EXERCISE BRIEF:
What is the number of lines below that contain the word "mikesealey"? Give only that number.

Dataset items:
════════════════
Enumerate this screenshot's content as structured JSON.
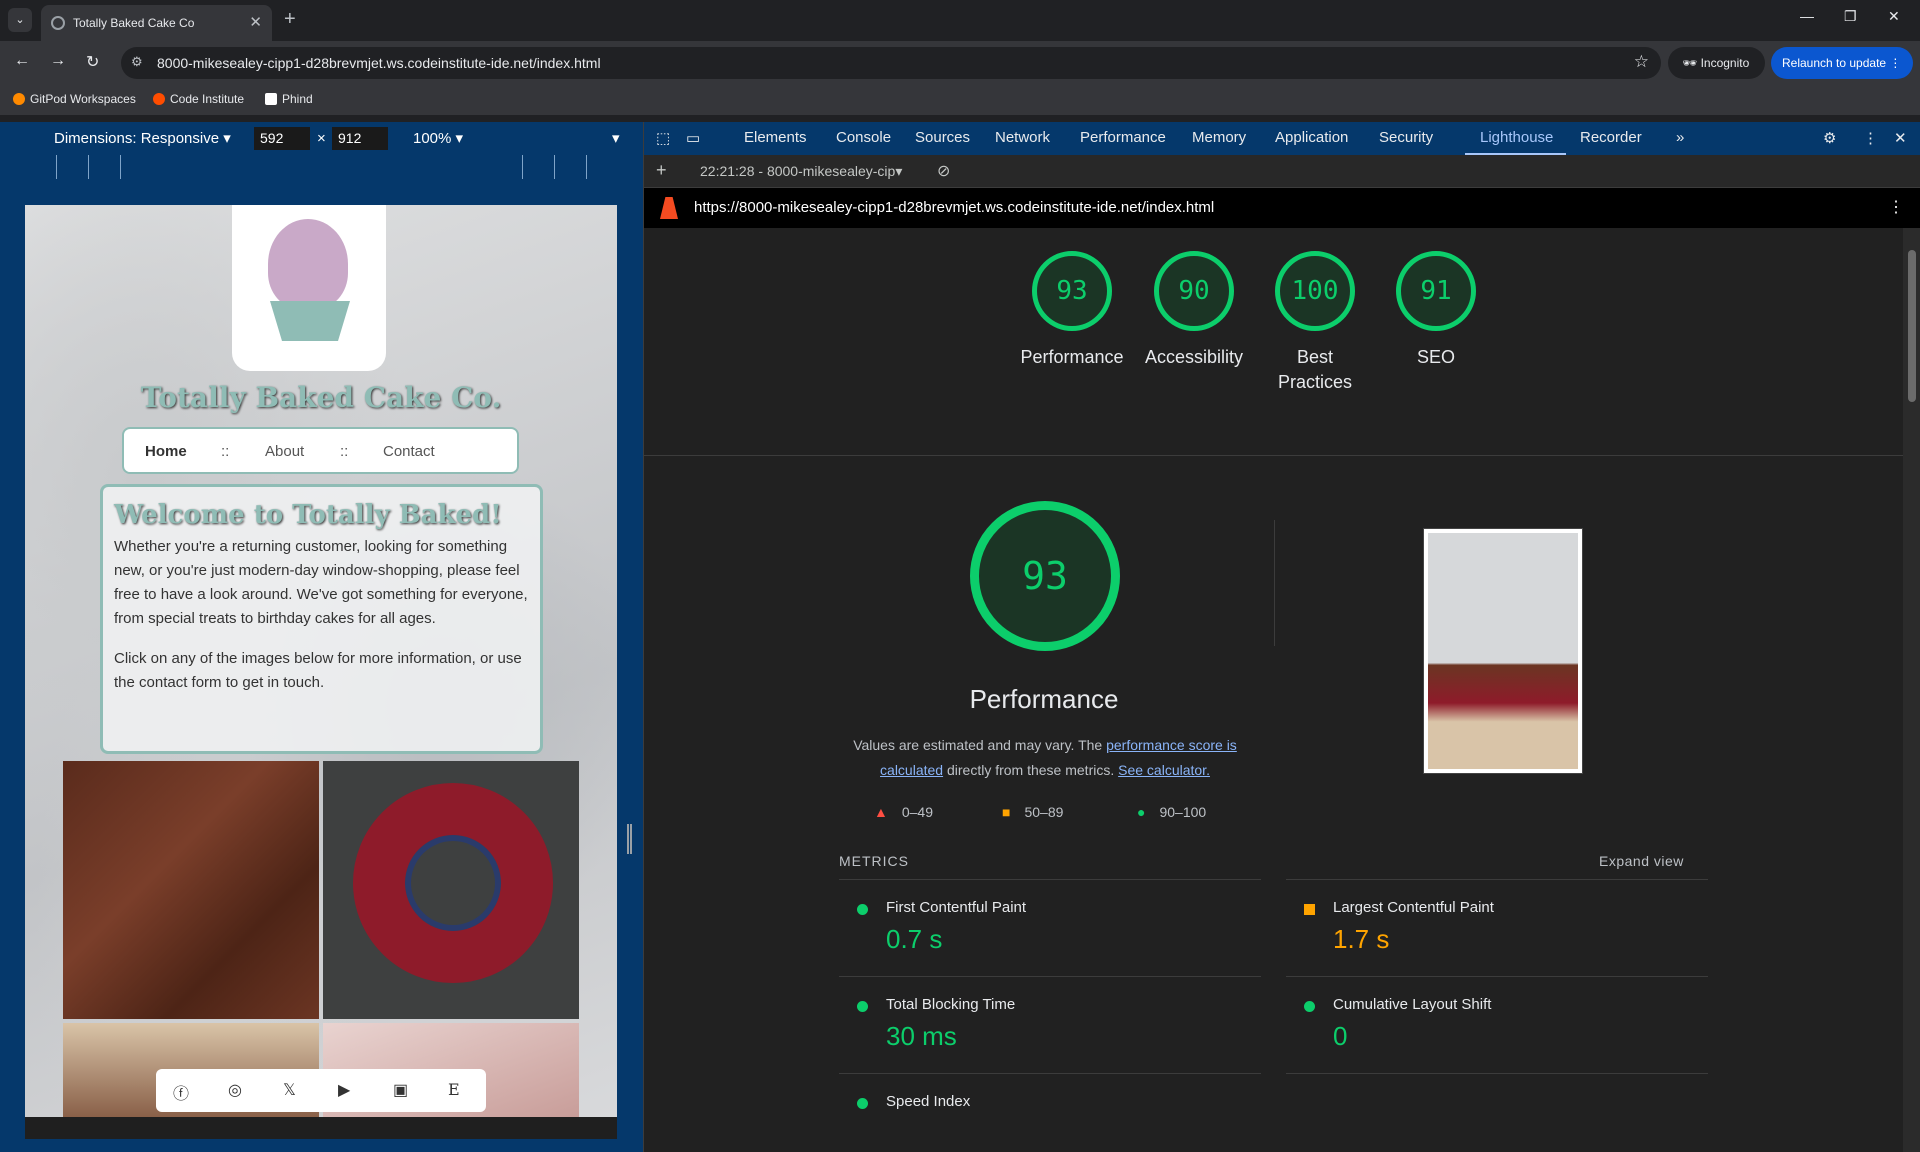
{
  "browser": {
    "tab_title": "Totally Baked Cake Co",
    "url": "8000-mikesealey-cipp1-d28brevmjet.ws.codeinstitute-ide.net/index.html",
    "incognito_label": "Incognito",
    "relaunch_label": "Relaunch to update",
    "bookmarks": [
      {
        "label": "GitPod Workspaces",
        "color": "#ff8a00"
      },
      {
        "label": "Code Institute",
        "color": "#ff4d00"
      },
      {
        "label": "Phind",
        "color": "#ffffff"
      }
    ]
  },
  "device_toolbar": {
    "dimensions_label": "Dimensions: Responsive",
    "width": "592",
    "times": "×",
    "height": "912",
    "zoom": "100%"
  },
  "site": {
    "title": "Totally Baked Cake Co.",
    "nav": [
      "Home",
      "::",
      "About",
      "::",
      "Contact"
    ],
    "welcome_heading": "Welcome to Totally Baked!",
    "welcome_p1": "Whether you're a returning customer, looking for something new, or you're just modern-day window-shopping, please feel free to have a look around. We've got something for everyone, from special treats to birthday cakes for all ages.",
    "welcome_p2": "Click on any of the images below for more information, or use the contact form to get in touch.",
    "social_icons": [
      "facebook-icon",
      "instagram-icon",
      "x-icon",
      "youtube-icon",
      "linkedin-icon",
      "etsy-icon"
    ]
  },
  "devtools": {
    "tabs": [
      "Elements",
      "Console",
      "Sources",
      "Network",
      "Performance",
      "Memory",
      "Application",
      "Security",
      "Lighthouse",
      "Recorder"
    ],
    "active_tab": "Lighthouse",
    "report_selector": "22:21:28 - 8000-mikesealey-cip",
    "report_url": "https://8000-mikesealey-cipp1-d28brevmjet.ws.codeinstitute-ide.net/index.html"
  },
  "lighthouse": {
    "scores": [
      {
        "value": "93",
        "label": "Performance"
      },
      {
        "value": "90",
        "label": "Accessibility"
      },
      {
        "value": "100",
        "label": "Best Practices"
      },
      {
        "value": "91",
        "label": "SEO"
      }
    ],
    "performance_score": "93",
    "performance_title": "Performance",
    "desc_prefix": "Values are estimated and may vary. The ",
    "desc_link1": "performance score is calculated",
    "desc_mid": " directly from these metrics. ",
    "desc_link2": "See calculator.",
    "legend": [
      {
        "range": "0–49",
        "color": "#ff4e42"
      },
      {
        "range": "50–89",
        "color": "#ffa400"
      },
      {
        "range": "90–100",
        "color": "#0cce6b"
      }
    ],
    "metrics_heading": "METRICS",
    "expand_label": "Expand view",
    "metrics": [
      {
        "name": "First Contentful Paint",
        "value": "0.7 s",
        "status": "good"
      },
      {
        "name": "Largest Contentful Paint",
        "value": "1.7 s",
        "status": "average"
      },
      {
        "name": "Total Blocking Time",
        "value": "30 ms",
        "status": "good"
      },
      {
        "name": "Cumulative Layout Shift",
        "value": "0",
        "status": "good"
      },
      {
        "name": "Speed Index",
        "value": "",
        "status": "good"
      }
    ]
  }
}
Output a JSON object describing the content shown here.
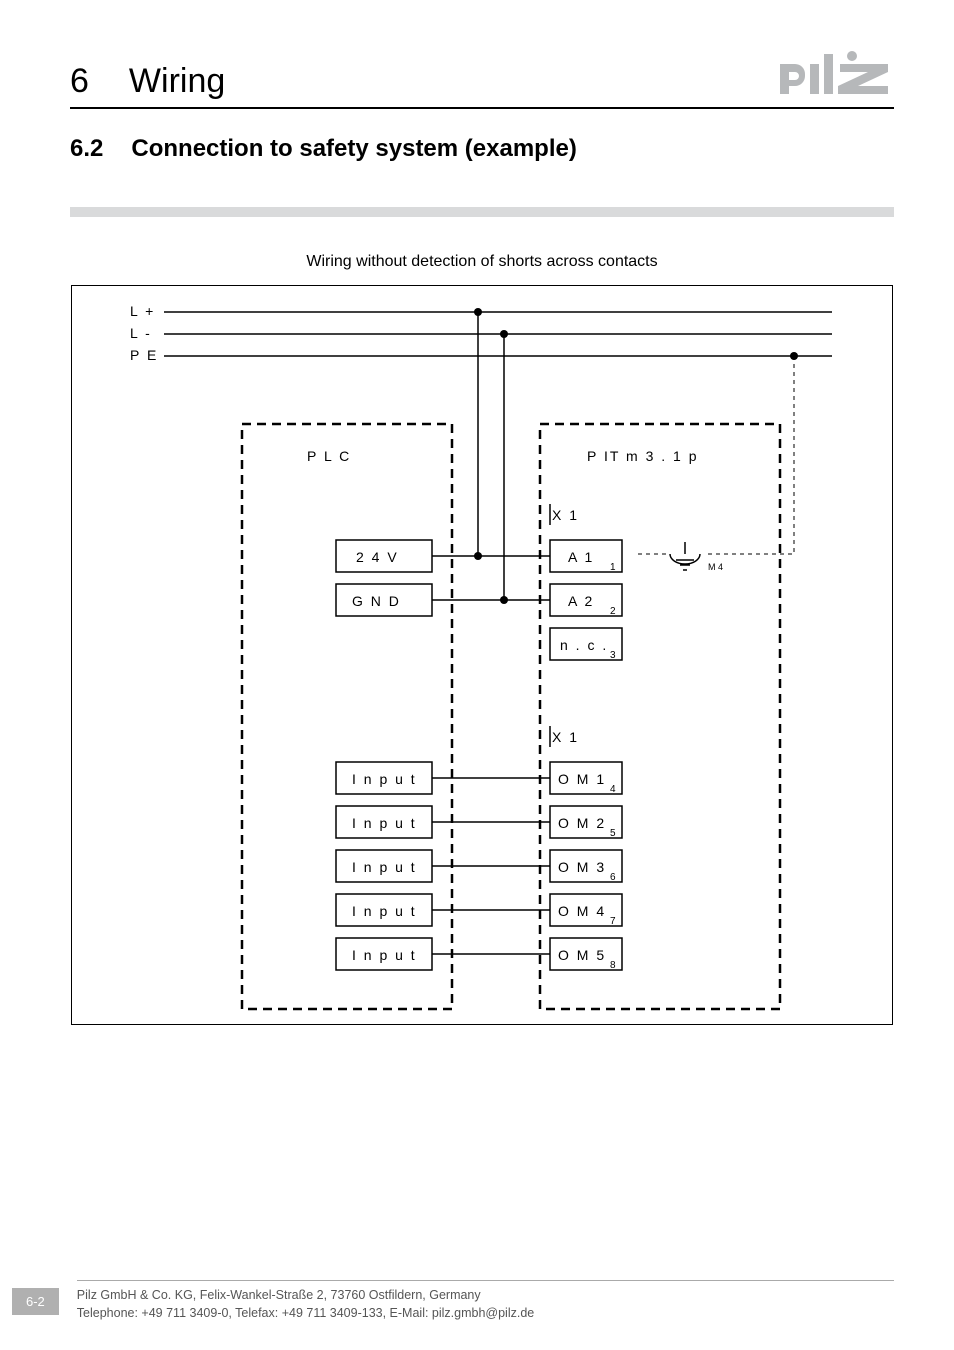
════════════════
ANSWER TO THIS EXERCISE:
3